(Beginning of Task input)

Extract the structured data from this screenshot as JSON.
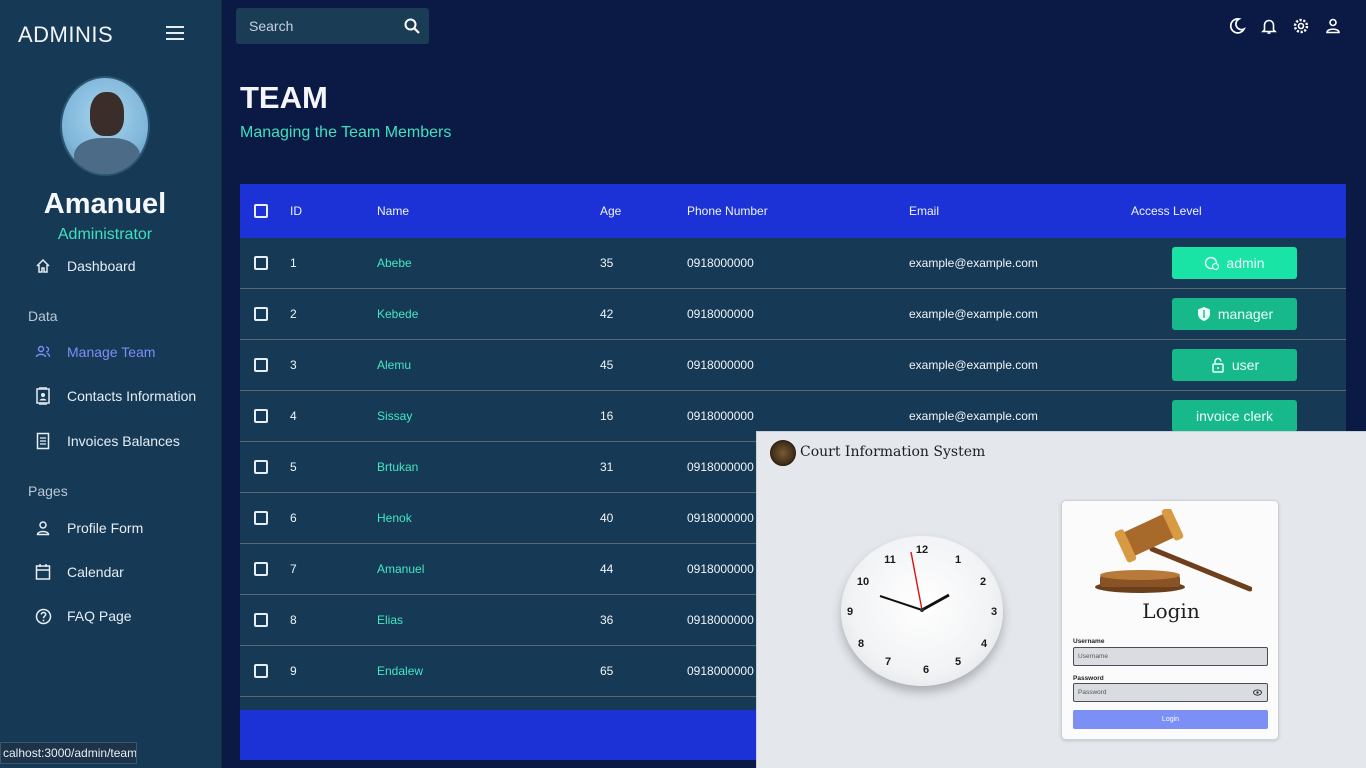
{
  "sidebar": {
    "brand": "ADMINIS",
    "user_name": "Amanuel",
    "user_role": "Administrator",
    "items": [
      {
        "label": "Dashboard",
        "icon": "home-icon",
        "active": false
      },
      {
        "label": "Manage Team",
        "icon": "people-icon",
        "active": true
      },
      {
        "label": "Contacts Information",
        "icon": "contacts-icon",
        "active": false
      },
      {
        "label": "Invoices Balances",
        "icon": "receipt-icon",
        "active": false
      },
      {
        "label": "Profile Form",
        "icon": "person-icon",
        "active": false
      },
      {
        "label": "Calendar",
        "icon": "calendar-icon",
        "active": false
      },
      {
        "label": "FAQ Page",
        "icon": "help-icon",
        "active": false
      }
    ],
    "sections": [
      "Data",
      "Pages"
    ]
  },
  "topbar": {
    "search_placeholder": "Search",
    "icons": [
      "dark-mode-icon",
      "notifications-icon",
      "settings-icon",
      "person-icon"
    ]
  },
  "header": {
    "title": "TEAM",
    "subtitle": "Managing the Team Members"
  },
  "table": {
    "columns": [
      "ID",
      "Name",
      "Age",
      "Phone Number",
      "Email",
      "Access Level"
    ],
    "rows": [
      {
        "id": "1",
        "name": "Abebe",
        "age": "35",
        "phone": "0918000000",
        "email": "example@example.com",
        "access": "admin"
      },
      {
        "id": "2",
        "name": "Kebede",
        "age": "42",
        "phone": "0918000000",
        "email": "example@example.com",
        "access": "manager"
      },
      {
        "id": "3",
        "name": "Alemu",
        "age": "45",
        "phone": "0918000000",
        "email": "example@example.com",
        "access": "user"
      },
      {
        "id": "4",
        "name": "Sissay",
        "age": "16",
        "phone": "0918000000",
        "email": "example@example.com",
        "access": "invoice clerk"
      },
      {
        "id": "5",
        "name": "Brtukan",
        "age": "31",
        "phone": "0918000000"
      },
      {
        "id": "6",
        "name": "Henok",
        "age": "40",
        "phone": "0918000000"
      },
      {
        "id": "7",
        "name": "Amanuel",
        "age": "44",
        "phone": "0918000000"
      },
      {
        "id": "8",
        "name": "Elias",
        "age": "36",
        "phone": "0918000000"
      },
      {
        "id": "9",
        "name": "Endalew",
        "age": "65",
        "phone": "0918000000"
      }
    ]
  },
  "status_url": "calhost:3000/admin/team",
  "court_window": {
    "title": "Court Information System",
    "clock_numbers": [
      "12",
      "1",
      "2",
      "3",
      "4",
      "5",
      "6",
      "7",
      "8",
      "9",
      "10",
      "11"
    ],
    "login_heading": "Login",
    "username_label": "Username",
    "username_placeholder": "Username",
    "password_label": "Password",
    "password_placeholder": "Password",
    "login_button": "Login"
  },
  "colors": {
    "background": "#0b1a44",
    "sidebar": "#163a55",
    "table_header": "#1d32d6",
    "accent_teal": "#3fe0c0",
    "active_nav": "#7f8cf6",
    "access_admin": "#1ae3a6",
    "access_other": "#17b98a"
  }
}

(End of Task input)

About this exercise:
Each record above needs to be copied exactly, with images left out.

The answer:
Extract the structured data from this screenshot as JSON.
{
  "sidebar": {
    "brand": "ADMINIS",
    "user_name": "Amanuel",
    "user_role": "Administrator",
    "items": [
      {
        "label": "Dashboard",
        "icon": "home-icon",
        "active": false
      },
      {
        "label": "Manage Team",
        "icon": "people-icon",
        "active": true
      },
      {
        "label": "Contacts Information",
        "icon": "contacts-icon",
        "active": false
      },
      {
        "label": "Invoices Balances",
        "icon": "receipt-icon",
        "active": false
      },
      {
        "label": "Profile Form",
        "icon": "person-icon",
        "active": false
      },
      {
        "label": "Calendar",
        "icon": "calendar-icon",
        "active": false
      },
      {
        "label": "FAQ Page",
        "icon": "help-icon",
        "active": false
      }
    ],
    "sections": [
      "Data",
      "Pages"
    ]
  },
  "topbar": {
    "search_placeholder": "Search",
    "icons": [
      "dark-mode-icon",
      "notifications-icon",
      "settings-icon",
      "person-icon"
    ]
  },
  "header": {
    "title": "TEAM",
    "subtitle": "Managing the Team Members"
  },
  "table": {
    "columns": [
      "ID",
      "Name",
      "Age",
      "Phone Number",
      "Email",
      "Access Level"
    ],
    "rows": [
      {
        "id": "1",
        "name": "Abebe",
        "age": "35",
        "phone": "0918000000",
        "email": "example@example.com",
        "access": "admin"
      },
      {
        "id": "2",
        "name": "Kebede",
        "age": "42",
        "phone": "0918000000",
        "email": "example@example.com",
        "access": "manager"
      },
      {
        "id": "3",
        "name": "Alemu",
        "age": "45",
        "phone": "0918000000",
        "email": "example@example.com",
        "access": "user"
      },
      {
        "id": "4",
        "name": "Sissay",
        "age": "16",
        "phone": "0918000000",
        "email": "example@example.com",
        "access": "invoice clerk"
      },
      {
        "id": "5",
        "name": "Brtukan",
        "age": "31",
        "phone": "0918000000"
      },
      {
        "id": "6",
        "name": "Henok",
        "age": "40",
        "phone": "0918000000"
      },
      {
        "id": "7",
        "name": "Amanuel",
        "age": "44",
        "phone": "0918000000"
      },
      {
        "id": "8",
        "name": "Elias",
        "age": "36",
        "phone": "0918000000"
      },
      {
        "id": "9",
        "name": "Endalew",
        "age": "65",
        "phone": "0918000000"
      }
    ]
  },
  "status_url": "calhost:3000/admin/team",
  "court_window": {
    "title": "Court Information System",
    "clock_numbers": [
      "12",
      "1",
      "2",
      "3",
      "4",
      "5",
      "6",
      "7",
      "8",
      "9",
      "10",
      "11"
    ],
    "login_heading": "Login",
    "username_label": "Username",
    "username_placeholder": "Username",
    "password_label": "Password",
    "password_placeholder": "Password",
    "login_button": "Login"
  },
  "colors": {
    "background": "#0b1a44",
    "sidebar": "#163a55",
    "table_header": "#1d32d6",
    "accent_teal": "#3fe0c0",
    "active_nav": "#7f8cf6",
    "access_admin": "#1ae3a6",
    "access_other": "#17b98a"
  }
}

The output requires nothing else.